__What to do__:
Provide the number of lines below that include "title", without any other words.

Dataset rows describing interfaces:
=== Section Start ===
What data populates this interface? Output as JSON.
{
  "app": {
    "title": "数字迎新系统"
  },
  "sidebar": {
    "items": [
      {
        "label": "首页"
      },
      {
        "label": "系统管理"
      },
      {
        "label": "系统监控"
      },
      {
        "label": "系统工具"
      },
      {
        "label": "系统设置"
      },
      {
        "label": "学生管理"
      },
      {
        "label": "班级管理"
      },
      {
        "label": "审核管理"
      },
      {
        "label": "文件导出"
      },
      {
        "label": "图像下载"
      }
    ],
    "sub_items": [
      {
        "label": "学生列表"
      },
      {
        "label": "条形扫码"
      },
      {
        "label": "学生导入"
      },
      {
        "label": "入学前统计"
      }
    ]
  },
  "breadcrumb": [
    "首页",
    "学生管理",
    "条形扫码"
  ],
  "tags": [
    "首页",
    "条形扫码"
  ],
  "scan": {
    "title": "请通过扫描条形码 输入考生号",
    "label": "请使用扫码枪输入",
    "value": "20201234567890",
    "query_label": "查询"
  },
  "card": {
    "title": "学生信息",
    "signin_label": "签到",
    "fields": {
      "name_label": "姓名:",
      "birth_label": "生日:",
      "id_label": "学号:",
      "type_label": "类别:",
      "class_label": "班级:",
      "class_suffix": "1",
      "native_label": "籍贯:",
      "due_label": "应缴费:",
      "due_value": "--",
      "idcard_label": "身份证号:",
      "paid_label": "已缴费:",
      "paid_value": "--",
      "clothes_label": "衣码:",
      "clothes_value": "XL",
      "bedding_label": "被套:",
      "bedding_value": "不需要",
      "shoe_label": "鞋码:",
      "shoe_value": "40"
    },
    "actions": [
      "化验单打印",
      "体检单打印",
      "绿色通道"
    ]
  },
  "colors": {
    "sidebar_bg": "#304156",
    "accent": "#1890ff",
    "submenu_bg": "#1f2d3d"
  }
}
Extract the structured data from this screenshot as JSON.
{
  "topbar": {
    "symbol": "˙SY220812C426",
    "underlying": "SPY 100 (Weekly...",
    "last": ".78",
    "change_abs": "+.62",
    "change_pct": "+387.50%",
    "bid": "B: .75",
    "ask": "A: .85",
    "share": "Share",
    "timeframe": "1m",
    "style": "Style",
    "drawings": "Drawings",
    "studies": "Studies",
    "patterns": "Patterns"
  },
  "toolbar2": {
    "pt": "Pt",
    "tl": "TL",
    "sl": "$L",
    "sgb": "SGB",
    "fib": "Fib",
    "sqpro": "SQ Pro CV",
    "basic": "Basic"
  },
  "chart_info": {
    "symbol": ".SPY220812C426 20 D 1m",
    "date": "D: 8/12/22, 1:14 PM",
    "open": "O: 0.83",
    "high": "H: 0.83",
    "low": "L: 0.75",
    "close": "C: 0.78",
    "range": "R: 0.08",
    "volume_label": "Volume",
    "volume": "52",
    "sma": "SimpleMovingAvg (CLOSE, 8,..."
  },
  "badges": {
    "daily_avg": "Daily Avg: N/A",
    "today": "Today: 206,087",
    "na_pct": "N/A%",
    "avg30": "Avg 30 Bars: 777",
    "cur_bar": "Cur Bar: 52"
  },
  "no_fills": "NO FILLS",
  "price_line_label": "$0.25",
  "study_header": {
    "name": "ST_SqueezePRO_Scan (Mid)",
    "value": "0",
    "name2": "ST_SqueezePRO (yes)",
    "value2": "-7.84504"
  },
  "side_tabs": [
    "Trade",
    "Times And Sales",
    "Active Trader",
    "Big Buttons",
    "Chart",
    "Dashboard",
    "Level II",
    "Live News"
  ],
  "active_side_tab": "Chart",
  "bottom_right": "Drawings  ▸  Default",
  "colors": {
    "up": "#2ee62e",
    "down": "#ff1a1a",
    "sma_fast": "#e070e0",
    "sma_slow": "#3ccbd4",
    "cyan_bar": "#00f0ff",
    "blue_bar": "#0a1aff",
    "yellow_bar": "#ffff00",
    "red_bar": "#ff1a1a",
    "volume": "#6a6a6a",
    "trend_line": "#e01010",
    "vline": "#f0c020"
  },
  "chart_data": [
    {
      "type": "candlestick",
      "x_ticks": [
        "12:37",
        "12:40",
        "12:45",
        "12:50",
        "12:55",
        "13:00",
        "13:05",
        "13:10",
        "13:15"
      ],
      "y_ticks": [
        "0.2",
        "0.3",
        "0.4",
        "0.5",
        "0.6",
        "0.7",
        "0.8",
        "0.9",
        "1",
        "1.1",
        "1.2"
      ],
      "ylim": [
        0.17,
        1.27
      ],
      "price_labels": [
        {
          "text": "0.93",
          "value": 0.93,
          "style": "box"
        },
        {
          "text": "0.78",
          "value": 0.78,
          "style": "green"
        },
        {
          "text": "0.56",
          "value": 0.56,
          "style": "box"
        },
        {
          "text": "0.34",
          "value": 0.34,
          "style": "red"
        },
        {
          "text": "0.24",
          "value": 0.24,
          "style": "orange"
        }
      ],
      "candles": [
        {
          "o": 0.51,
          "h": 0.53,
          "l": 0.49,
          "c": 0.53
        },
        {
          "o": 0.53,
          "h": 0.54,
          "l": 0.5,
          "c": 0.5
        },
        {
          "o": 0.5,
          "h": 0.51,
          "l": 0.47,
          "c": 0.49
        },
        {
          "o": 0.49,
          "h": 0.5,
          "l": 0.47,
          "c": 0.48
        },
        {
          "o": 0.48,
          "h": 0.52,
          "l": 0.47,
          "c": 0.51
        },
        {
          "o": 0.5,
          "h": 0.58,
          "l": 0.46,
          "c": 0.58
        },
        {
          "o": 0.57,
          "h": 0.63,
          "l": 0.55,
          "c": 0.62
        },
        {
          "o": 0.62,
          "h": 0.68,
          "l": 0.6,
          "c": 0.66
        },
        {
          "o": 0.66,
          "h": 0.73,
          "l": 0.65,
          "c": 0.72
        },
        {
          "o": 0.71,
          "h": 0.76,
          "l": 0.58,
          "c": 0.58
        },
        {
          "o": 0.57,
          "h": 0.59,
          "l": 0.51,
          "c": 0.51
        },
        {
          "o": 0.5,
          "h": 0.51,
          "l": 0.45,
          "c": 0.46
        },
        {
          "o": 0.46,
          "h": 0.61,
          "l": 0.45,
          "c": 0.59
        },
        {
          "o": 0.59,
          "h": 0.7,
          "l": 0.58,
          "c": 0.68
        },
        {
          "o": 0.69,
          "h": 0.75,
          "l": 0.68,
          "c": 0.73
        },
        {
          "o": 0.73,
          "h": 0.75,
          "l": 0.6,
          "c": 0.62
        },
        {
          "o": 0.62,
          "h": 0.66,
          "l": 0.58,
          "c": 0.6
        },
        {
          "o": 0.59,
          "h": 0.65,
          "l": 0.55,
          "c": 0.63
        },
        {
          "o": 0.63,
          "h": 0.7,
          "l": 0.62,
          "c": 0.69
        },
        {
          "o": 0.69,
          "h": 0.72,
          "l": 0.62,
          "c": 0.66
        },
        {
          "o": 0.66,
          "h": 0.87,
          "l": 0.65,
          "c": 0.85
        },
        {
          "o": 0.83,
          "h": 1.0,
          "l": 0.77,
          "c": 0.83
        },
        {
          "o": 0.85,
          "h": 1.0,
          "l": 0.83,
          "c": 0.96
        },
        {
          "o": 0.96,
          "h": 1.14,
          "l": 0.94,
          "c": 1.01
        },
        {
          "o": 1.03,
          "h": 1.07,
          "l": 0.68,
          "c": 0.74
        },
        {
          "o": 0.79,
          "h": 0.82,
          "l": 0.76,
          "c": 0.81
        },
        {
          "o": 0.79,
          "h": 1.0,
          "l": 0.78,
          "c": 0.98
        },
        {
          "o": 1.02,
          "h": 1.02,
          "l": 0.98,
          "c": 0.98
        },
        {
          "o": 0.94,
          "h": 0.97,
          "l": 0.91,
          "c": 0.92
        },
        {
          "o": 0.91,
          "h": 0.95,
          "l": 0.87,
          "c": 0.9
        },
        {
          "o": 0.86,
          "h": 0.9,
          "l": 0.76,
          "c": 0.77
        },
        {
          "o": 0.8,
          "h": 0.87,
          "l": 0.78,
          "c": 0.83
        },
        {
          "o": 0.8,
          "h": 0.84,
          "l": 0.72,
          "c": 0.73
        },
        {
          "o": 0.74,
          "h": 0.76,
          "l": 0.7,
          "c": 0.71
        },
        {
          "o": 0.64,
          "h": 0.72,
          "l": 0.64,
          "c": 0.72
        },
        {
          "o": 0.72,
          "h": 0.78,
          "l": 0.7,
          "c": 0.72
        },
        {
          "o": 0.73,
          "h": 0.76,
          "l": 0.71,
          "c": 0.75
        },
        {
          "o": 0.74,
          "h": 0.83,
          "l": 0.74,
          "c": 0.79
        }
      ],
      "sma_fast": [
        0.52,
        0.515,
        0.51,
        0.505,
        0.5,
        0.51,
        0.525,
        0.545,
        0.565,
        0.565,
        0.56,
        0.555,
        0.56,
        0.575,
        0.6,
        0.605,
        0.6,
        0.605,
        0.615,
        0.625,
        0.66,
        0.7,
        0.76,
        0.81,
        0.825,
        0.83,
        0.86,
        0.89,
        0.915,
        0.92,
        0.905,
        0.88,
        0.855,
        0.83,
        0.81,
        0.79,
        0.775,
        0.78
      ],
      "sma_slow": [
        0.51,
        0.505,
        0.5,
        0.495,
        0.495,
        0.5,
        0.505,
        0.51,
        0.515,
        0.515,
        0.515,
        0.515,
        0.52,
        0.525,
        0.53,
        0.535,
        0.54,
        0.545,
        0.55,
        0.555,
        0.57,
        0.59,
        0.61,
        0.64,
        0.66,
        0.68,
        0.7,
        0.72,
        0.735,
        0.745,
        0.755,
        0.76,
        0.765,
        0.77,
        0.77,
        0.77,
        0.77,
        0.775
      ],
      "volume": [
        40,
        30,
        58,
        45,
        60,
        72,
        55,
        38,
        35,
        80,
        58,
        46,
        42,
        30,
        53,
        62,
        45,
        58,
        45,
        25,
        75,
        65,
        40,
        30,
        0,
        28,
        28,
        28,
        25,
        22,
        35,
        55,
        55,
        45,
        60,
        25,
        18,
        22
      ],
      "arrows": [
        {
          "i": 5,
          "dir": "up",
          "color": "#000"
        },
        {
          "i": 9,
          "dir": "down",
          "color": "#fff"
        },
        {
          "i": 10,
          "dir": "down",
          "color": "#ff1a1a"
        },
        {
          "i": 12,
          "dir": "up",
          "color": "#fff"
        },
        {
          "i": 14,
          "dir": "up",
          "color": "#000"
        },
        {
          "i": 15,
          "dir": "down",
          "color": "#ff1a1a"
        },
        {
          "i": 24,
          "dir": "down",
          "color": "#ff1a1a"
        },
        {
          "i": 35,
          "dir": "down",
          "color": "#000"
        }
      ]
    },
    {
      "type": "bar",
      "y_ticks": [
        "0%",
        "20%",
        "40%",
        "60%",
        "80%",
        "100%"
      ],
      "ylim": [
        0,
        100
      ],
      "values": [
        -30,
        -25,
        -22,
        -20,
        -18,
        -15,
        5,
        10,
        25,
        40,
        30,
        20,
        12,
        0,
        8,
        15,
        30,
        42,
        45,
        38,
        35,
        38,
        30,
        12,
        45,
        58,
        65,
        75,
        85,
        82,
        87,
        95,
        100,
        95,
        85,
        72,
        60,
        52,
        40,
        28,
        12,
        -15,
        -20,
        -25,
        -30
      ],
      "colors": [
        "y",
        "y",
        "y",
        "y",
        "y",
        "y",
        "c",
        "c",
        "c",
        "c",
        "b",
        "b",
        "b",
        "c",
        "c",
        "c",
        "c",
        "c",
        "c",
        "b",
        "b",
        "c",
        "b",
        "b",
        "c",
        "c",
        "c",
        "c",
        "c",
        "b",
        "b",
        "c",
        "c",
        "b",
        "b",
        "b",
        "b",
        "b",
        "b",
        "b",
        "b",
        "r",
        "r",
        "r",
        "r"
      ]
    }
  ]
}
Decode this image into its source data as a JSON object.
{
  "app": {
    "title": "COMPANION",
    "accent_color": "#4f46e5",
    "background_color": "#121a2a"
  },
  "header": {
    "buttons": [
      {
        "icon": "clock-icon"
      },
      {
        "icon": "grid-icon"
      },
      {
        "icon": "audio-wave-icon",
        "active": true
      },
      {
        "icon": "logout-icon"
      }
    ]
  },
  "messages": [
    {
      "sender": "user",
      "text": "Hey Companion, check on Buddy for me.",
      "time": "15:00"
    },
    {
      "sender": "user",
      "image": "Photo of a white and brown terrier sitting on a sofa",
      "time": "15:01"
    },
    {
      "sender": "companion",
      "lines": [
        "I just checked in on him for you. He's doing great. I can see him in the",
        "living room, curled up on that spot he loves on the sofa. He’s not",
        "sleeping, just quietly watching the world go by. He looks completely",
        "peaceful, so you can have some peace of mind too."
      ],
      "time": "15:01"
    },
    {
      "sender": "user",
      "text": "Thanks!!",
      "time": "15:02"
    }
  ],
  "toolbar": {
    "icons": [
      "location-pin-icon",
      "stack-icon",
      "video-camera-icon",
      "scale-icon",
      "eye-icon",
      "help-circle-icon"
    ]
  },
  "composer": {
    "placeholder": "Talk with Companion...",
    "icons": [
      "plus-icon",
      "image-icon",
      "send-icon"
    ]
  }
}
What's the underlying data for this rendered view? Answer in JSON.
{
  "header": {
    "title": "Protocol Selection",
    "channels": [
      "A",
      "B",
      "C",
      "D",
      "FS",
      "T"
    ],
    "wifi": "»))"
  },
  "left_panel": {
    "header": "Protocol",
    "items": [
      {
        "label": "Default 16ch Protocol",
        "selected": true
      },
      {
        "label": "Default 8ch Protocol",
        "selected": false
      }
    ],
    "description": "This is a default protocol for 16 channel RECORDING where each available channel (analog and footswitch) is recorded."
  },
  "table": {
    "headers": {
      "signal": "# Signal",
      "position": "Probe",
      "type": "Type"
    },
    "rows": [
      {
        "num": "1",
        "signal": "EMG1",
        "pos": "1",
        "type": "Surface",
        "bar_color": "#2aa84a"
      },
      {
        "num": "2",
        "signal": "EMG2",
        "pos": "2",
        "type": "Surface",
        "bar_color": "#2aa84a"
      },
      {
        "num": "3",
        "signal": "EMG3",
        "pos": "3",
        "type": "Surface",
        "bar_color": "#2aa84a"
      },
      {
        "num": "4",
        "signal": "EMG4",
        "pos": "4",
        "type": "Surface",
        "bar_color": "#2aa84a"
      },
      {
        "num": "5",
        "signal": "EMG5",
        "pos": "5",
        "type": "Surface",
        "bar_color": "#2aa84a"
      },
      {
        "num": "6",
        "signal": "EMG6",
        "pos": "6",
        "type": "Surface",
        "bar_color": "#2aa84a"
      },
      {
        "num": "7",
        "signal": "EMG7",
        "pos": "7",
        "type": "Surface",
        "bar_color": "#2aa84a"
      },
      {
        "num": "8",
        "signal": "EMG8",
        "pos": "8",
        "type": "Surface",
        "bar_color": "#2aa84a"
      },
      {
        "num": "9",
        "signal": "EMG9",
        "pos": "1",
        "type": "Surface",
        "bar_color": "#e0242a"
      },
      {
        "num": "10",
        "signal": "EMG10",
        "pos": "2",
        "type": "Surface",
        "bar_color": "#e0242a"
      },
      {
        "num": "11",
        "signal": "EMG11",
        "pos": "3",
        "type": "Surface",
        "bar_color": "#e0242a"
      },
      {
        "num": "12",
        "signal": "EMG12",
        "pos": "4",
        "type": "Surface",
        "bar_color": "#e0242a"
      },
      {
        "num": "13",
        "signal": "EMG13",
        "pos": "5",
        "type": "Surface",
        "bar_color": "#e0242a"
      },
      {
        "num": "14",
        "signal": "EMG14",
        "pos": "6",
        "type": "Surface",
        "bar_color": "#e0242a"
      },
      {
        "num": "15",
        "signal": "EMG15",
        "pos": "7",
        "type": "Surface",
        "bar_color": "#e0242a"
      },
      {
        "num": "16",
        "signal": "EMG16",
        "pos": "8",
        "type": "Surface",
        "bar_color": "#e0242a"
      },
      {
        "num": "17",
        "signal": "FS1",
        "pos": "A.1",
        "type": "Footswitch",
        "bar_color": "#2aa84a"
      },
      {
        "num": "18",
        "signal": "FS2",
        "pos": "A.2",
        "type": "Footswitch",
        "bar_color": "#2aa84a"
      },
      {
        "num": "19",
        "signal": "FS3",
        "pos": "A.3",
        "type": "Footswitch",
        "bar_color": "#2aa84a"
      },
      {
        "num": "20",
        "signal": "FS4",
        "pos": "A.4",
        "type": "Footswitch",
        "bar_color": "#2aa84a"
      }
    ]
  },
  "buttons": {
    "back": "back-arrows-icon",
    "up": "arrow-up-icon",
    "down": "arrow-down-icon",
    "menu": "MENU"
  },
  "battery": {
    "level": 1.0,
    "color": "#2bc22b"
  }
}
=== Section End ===
__Answer to the problem__:
5